An explosion of oranges, yellows, purples and whites has covered California's hillsides, as a rare "super bloom" bursts into life in the wake of a very wet winter.
Vast stretches of countryside that spend months of the year as a muted, dry brown have been transformed into a carpet of color that can be seen from space.
"It almost feels like a painting," says Triana Montserrat as she surveys the California poppies, brittlebush and lupins that smother the ground.
"It's so intricate, and it's so beautiful. It's like my mind couldn't even have come up with that itself," adds the 29-year-old.
America's most populous state spent months cowering from the onslaught of repeated storms that brought near-record rainfall.
Californians more used to wearing shorts and shades retreated indoors, where many suddenly discovered roof leaks that had gone unnoticed during several dry years.
But as the waterlogged winter gave way to spring, nature revealed its spectacular reward.
Behold: the super bloom, an ill-defined but you'll-know-it-when-you-see-it treat that comes along every so often, when the arid ground is treated to a jolly good soaking.
- Tourists -
From the earliest Spanish missionaries to some of the giants of American literature, the super bloom has long captivated those lucky enough to see it.
Unfortunately, say nature lovers, the era of Instagram and TikTok means these delicate blooms can easily become victims of their own popularity.
A short distance from where AFP visited, a hiking trail is closed to the public to avoid being swamped.
The neighboring town of Lake Elsinore has shut the gates on Walker Canyon, with a patrol car stationed there to make sure no one gets in.

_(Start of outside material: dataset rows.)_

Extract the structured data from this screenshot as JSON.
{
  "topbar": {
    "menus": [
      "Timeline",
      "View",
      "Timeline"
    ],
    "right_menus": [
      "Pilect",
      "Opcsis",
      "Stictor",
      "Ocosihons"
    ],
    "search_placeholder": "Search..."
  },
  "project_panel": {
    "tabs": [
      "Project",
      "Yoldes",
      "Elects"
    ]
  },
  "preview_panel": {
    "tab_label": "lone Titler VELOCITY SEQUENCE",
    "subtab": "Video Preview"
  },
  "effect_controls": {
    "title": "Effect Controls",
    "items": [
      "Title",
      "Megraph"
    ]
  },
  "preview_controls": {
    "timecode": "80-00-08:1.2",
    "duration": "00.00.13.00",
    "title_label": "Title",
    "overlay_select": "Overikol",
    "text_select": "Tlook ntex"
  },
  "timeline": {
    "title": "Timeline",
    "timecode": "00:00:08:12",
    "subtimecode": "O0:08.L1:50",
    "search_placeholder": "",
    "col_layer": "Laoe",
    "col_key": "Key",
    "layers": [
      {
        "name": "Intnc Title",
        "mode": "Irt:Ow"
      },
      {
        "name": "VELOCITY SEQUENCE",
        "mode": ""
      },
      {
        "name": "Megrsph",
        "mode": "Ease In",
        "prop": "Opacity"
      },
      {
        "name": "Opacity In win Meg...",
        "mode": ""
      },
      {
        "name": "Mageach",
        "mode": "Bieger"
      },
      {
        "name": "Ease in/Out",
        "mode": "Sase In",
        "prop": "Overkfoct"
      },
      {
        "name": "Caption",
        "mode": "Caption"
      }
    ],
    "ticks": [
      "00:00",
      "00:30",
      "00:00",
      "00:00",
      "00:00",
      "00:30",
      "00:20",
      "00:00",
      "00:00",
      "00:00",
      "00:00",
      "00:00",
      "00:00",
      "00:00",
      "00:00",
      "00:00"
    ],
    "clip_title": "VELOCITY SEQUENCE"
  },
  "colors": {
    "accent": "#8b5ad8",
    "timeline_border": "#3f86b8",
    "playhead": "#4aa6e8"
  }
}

It's all part of an effort to avoid a repeat of what was dubbed the "poppy apocalypse" of 2019, during the last super bloom, when tens of thousands of daytrippers swarmed the countryside creating monster traffic jams that paralysed the region.
Influencers and selfie-seeking tourists dumped their cars along highways and marched right into the wildflowers, crushing whatever lay in their path as they sought the perfect shot.
"It was a nightmare. They just trampled over everything, and smashed a lot of the flowers," says Pete Liston, owner of the Skull Canyon zip line.
"In the area over Walker Canyon, you can still see where in 2019 they made trails. Nothing grew back even in the super bloom."
His adventure park is capitalizing on 2023's abundance, offering tours that take riders whizzing above the flowers, where they can enjoy them without fear of killing anything.
For Montserrat, it's the perfect way to savor the spectacle without leaving a mark on the landscape.
"I've always wanted to do the super bloom, to hike through it," she tells AFP.
"But I wanted to make sure that it was here for future generations to enjoy."
- 'Connect with nature' -
While most people agree on the need to protect the flowers, not everyone wants to see trails closed with only webcams offered in their place, as Lake Elsinore has done.
Each super bloom is a "moment enabling the public to connect with nature and to grow enthusiasm for California biodiversity," says Evan Meyer of the Theodore Payne Foundation, an organization highlighting Southern California's natural flora.
"In closing down Walker Canyon, Lake Elsinore is sending the exact opposite message."
Instead of stopping people from enjoying these marvelous displays, he says: "We need to develop an ethic of nature appreciation within our culture."
Which is what the guides at Skull Canyon strive for.
As they strap visitors in for lengthy zip line rides, they offer a reminder that picking flowers is forbidden, and tell them always to stick to the paths.
For amateur photo enthusiasts like Lisa Mayer, the zip lines offer a perfect way to see the colorful mountains.
Her pictures will definitely end up on Instagram, she says, but she'll make sure they are responsibly captioned.
"I probably will post something about protecting the flowers and not to step on them and be aware of where you're walking," she said.